Task item ▸
Keep only the lines of the material below that contain the word "username". Copy those lines.

○ ○ ○ ○

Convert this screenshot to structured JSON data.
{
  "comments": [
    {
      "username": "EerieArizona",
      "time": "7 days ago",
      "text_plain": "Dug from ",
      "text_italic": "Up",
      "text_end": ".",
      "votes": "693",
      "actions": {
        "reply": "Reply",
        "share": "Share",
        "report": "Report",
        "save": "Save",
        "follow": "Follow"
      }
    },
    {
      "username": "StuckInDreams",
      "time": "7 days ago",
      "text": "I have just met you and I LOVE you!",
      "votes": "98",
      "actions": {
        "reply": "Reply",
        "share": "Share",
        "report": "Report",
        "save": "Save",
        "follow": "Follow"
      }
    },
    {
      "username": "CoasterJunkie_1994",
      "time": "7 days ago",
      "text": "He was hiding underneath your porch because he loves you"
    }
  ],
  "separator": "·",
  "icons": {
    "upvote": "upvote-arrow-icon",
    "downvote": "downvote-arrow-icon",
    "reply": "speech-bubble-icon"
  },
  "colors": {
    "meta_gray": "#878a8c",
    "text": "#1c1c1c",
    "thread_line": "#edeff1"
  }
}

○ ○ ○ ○

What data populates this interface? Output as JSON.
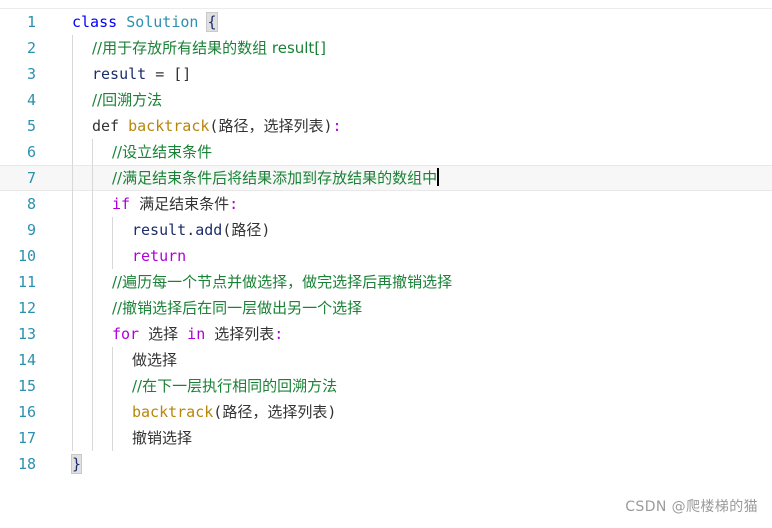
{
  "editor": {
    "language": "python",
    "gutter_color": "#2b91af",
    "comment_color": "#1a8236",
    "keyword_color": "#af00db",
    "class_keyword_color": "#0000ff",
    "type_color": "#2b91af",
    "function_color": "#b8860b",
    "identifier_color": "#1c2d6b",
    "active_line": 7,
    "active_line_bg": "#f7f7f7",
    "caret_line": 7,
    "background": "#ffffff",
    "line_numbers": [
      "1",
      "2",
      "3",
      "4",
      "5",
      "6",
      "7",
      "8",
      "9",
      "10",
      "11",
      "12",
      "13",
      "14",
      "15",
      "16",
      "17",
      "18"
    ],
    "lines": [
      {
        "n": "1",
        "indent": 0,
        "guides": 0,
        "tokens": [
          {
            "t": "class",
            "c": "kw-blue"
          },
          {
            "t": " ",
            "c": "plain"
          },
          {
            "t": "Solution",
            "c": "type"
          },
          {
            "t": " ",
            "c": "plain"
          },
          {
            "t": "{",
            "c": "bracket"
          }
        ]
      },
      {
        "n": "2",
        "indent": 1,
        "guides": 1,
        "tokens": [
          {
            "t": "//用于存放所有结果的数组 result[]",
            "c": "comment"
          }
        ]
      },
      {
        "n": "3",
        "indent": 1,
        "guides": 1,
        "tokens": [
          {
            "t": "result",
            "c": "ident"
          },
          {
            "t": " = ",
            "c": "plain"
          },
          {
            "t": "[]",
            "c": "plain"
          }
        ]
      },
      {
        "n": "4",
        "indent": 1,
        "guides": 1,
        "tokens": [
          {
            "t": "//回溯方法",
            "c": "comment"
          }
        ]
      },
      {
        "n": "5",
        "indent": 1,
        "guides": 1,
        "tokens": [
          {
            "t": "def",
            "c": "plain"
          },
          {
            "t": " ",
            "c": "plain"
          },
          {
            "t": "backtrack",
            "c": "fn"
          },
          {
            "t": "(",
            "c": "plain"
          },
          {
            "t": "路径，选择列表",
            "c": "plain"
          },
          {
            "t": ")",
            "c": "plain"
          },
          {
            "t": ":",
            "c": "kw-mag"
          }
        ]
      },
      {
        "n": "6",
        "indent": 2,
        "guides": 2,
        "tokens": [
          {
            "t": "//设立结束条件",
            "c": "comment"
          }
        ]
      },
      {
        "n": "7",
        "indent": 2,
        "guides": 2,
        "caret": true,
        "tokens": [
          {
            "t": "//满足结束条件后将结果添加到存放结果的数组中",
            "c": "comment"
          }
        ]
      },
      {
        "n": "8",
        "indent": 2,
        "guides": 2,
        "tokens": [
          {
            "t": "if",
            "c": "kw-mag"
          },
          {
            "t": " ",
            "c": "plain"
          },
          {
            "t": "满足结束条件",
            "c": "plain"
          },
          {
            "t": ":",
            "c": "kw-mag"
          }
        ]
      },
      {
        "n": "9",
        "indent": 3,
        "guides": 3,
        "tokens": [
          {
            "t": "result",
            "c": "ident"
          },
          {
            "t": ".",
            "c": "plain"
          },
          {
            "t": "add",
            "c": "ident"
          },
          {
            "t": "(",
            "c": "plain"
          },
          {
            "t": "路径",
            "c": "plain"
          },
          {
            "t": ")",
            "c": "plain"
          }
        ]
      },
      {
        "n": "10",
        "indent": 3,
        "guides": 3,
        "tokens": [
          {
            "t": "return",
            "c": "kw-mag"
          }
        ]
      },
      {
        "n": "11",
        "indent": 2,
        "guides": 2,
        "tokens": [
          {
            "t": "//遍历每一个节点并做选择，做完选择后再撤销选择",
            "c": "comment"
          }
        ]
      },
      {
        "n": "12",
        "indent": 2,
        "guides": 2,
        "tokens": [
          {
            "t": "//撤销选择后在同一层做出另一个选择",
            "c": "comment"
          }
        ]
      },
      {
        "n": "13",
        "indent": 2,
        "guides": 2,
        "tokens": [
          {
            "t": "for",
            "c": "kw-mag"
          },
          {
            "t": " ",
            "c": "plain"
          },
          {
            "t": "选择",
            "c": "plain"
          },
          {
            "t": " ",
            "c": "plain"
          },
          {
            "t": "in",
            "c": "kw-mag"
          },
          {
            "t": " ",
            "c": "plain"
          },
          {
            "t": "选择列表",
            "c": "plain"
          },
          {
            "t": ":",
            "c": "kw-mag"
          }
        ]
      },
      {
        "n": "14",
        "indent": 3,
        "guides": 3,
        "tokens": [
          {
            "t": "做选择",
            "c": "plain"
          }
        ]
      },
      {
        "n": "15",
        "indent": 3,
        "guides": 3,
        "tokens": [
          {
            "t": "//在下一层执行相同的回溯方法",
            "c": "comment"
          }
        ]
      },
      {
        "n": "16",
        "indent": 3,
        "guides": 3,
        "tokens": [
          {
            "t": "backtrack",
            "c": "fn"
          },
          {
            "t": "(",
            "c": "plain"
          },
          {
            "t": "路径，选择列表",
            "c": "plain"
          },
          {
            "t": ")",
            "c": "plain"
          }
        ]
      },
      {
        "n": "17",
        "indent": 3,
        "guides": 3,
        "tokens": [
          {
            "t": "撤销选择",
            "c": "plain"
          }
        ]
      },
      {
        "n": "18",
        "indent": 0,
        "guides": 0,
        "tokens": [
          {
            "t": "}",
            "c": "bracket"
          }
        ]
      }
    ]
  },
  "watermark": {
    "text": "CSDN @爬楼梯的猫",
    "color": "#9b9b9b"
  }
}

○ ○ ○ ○

Exercise result ▸
      "username": "EerieArizona",
      "username": "StuckInDreams",
      "username": "CoasterJunkie_1994",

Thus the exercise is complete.